◆ Exercise brief ◆
Give every entry again, word for word and in full.
※
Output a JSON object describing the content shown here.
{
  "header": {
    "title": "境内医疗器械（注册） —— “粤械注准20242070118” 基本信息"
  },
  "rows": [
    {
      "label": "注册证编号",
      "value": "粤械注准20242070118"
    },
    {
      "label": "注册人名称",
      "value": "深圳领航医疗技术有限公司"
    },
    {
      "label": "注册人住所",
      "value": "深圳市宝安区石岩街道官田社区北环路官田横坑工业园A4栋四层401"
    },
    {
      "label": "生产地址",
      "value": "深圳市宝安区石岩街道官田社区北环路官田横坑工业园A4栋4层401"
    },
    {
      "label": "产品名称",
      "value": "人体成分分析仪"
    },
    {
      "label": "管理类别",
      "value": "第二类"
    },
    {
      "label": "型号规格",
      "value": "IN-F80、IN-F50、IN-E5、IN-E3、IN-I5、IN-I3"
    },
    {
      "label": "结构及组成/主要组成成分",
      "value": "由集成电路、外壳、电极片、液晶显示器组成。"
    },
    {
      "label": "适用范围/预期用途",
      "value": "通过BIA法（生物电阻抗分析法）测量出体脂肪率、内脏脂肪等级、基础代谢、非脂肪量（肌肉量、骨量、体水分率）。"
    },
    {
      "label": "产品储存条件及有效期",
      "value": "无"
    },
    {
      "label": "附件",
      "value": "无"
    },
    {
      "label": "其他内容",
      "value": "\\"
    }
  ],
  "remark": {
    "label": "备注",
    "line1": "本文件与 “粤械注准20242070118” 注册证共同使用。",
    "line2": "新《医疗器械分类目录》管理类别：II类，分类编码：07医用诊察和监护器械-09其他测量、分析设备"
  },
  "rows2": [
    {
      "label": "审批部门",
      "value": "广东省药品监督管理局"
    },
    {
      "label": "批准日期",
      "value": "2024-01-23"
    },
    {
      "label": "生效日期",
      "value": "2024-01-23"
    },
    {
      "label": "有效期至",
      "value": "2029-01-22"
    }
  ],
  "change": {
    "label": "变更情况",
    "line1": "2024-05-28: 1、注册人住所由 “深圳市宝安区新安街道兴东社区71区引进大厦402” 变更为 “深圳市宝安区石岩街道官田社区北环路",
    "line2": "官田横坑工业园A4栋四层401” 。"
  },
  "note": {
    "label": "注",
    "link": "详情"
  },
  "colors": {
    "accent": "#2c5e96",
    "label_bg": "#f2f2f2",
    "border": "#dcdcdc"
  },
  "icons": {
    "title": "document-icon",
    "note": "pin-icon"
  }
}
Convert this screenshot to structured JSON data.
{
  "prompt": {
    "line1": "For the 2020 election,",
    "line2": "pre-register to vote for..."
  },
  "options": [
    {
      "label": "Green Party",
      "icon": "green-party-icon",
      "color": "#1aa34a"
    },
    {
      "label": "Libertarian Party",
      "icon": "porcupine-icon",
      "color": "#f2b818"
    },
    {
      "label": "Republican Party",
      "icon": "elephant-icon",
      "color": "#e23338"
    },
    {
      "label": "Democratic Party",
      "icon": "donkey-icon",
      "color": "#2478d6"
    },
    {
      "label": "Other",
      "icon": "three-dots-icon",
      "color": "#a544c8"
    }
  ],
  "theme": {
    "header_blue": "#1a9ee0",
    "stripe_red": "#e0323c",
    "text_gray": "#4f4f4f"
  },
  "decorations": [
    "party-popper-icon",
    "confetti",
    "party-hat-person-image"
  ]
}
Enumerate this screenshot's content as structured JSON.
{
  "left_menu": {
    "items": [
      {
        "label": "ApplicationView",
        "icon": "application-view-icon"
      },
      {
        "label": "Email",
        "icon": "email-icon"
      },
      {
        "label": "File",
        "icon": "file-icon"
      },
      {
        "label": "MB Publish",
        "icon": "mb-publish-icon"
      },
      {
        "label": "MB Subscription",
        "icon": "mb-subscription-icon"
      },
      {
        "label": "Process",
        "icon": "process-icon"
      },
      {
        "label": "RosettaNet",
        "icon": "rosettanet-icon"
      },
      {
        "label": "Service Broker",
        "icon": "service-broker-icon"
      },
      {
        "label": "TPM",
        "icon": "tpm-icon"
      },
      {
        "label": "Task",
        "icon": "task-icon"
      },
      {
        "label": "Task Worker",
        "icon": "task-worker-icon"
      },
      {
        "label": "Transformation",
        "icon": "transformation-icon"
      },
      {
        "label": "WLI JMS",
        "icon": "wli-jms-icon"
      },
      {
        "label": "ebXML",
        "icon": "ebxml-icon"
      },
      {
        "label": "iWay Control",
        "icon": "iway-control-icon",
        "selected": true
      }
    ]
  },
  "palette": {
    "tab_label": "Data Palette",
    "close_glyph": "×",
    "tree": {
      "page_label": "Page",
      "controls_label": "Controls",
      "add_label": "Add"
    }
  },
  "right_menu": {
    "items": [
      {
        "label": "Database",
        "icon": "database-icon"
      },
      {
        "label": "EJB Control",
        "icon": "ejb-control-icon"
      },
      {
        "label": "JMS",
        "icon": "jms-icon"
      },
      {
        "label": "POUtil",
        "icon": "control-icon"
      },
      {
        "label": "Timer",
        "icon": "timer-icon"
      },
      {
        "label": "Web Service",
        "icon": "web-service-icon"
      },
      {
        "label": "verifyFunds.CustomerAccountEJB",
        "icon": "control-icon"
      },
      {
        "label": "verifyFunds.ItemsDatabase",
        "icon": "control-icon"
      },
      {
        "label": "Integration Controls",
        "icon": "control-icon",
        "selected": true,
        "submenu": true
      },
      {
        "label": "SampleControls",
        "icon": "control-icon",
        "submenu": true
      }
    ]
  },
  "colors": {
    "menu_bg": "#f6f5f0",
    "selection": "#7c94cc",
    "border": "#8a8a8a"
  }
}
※
◆ Written reply ◆
Output a JSON object describing the content shown here.
{
  "header": {
    "title": "境内医疗器械（注册） —— “粤械注准20242070118” 基本信息"
  },
  "rows": [
    {
      "label": "注册证编号",
      "value": "粤械注准20242070118"
    },
    {
      "label": "注册人名称",
      "value": "深圳领航医疗技术有限公司"
    },
    {
      "label": "注册人住所",
      "value": "深圳市宝安区石岩街道官田社区北环路官田横坑工业园A4栋四层401"
    },
    {
      "label": "生产地址",
      "value": "深圳市宝安区石岩街道官田社区北环路官田横坑工业园A4栋4层401"
    },
    {
      "label": "产品名称",
      "value": "人体成分分析仪"
    },
    {
      "label": "管理类别",
      "value": "第二类"
    },
    {
      "label": "型号规格",
      "value": "IN-F80、IN-F50、IN-E5、IN-E3、IN-I5、IN-I3"
    },
    {
      "label": "结构及组成/主要组成成分",
      "value": "由集成电路、外壳、电极片、液晶显示器组成。"
    },
    {
      "label": "适用范围/预期用途",
      "value": "通过BIA法（生物电阻抗分析法）测量出体脂肪率、内脏脂肪等级、基础代谢、非脂肪量（肌肉量、骨量、体水分率）。"
    },
    {
      "label": "产品储存条件及有效期",
      "value": "无"
    },
    {
      "label": "附件",
      "value": "无"
    },
    {
      "label": "其他内容",
      "value": "\\"
    }
  ],
  "remark": {
    "label": "备注",
    "line1": "本文件与 “粤械注准20242070118” 注册证共同使用。",
    "line2": "新《医疗器械分类目录》管理类别：II类，分类编码：07医用诊察和监护器械-09其他测量、分析设备"
  },
  "rows2": [
    {
      "label": "审批部门",
      "value": "广东省药品监督管理局"
    },
    {
      "label": "批准日期",
      "value": "2024-01-23"
    },
    {
      "label": "生效日期",
      "value": "2024-01-23"
    },
    {
      "label": "有效期至",
      "value": "2029-01-22"
    }
  ],
  "change": {
    "label": "变更情况",
    "line1": "2024-05-28: 1、注册人住所由 “深圳市宝安区新安街道兴东社区71区引进大厦402” 变更为 “深圳市宝安区石岩街道官田社区北环路",
    "line2": "官田横坑工业园A4栋四层401” 。"
  },
  "note": {
    "label": "注",
    "link": "详情"
  },
  "colors": {
    "accent": "#2c5e96",
    "label_bg": "#f2f2f2",
    "border": "#dcdcdc"
  },
  "icons": {
    "title": "document-icon",
    "note": "pin-icon"
  }
}
Convert this screenshot to structured JSON data.
{
  "prompt": {
    "line1": "For the 2020 election,",
    "line2": "pre-register to vote for..."
  },
  "options": [
    {
      "label": "Green Party",
      "icon": "green-party-icon",
      "color": "#1aa34a"
    },
    {
      "label": "Libertarian Party",
      "icon": "porcupine-icon",
      "color": "#f2b818"
    },
    {
      "label": "Republican Party",
      "icon": "elephant-icon",
      "color": "#e23338"
    },
    {
      "label": "Democratic Party",
      "icon": "donkey-icon",
      "color": "#2478d6"
    },
    {
      "label": "Other",
      "icon": "three-dots-icon",
      "color": "#a544c8"
    }
  ],
  "theme": {
    "header_blue": "#1a9ee0",
    "stripe_red": "#e0323c",
    "text_gray": "#4f4f4f"
  },
  "decorations": [
    "party-popper-icon",
    "confetti",
    "party-hat-person-image"
  ]
}
Enumerate this screenshot's content as structured JSON.
{
  "left_menu": {
    "items": [
      {
        "label": "ApplicationView",
        "icon": "application-view-icon"
      },
      {
        "label": "Email",
        "icon": "email-icon"
      },
      {
        "label": "File",
        "icon": "file-icon"
      },
      {
        "label": "MB Publish",
        "icon": "mb-publish-icon"
      },
      {
        "label": "MB Subscription",
        "icon": "mb-subscription-icon"
      },
      {
        "label": "Process",
        "icon": "process-icon"
      },
      {
        "label": "RosettaNet",
        "icon": "rosettanet-icon"
      },
      {
        "label": "Service Broker",
        "icon": "service-broker-icon"
      },
      {
        "label": "TPM",
        "icon": "tpm-icon"
      },
      {
        "label": "Task",
        "icon": "task-icon"
      },
      {
        "label": "Task Worker",
        "icon": "task-worker-icon"
      },
      {
        "label": "Transformation",
        "icon": "transformation-icon"
      },
      {
        "label": "WLI JMS",
        "icon": "wli-jms-icon"
      },
      {
        "label": "ebXML",
        "icon": "ebxml-icon"
      },
      {
        "label": "iWay Control",
        "icon": "iway-control-icon",
        "selected": true
      }
    ]
  },
  "palette": {
    "tab_label": "Data Palette",
    "close_glyph": "×",
    "tree": {
      "page_label": "Page",
      "controls_label": "Controls",
      "add_label": "Add"
    }
  },
  "right_menu": {
    "items": [
      {
        "label": "Database",
        "icon": "database-icon"
      },
      {
        "label": "EJB Control",
        "icon": "ejb-control-icon"
      },
      {
        "label": "JMS",
        "icon": "jms-icon"
      },
      {
        "label": "POUtil",
        "icon": "control-icon"
      },
      {
        "label": "Timer",
        "icon": "timer-icon"
      },
      {
        "label": "Web Service",
        "icon": "web-service-icon"
      },
      {
        "label": "verifyFunds.CustomerAccountEJB",
        "icon": "control-icon"
      },
      {
        "label": "verifyFunds.ItemsDatabase",
        "icon": "control-icon"
      },
      {
        "label": "Integration Controls",
        "icon": "control-icon",
        "selected": true,
        "submenu": true
      },
      {
        "label": "SampleControls",
        "icon": "control-icon",
        "submenu": true
      }
    ]
  },
  "colors": {
    "menu_bg": "#f6f5f0",
    "selection": "#7c94cc",
    "border": "#8a8a8a"
  }
}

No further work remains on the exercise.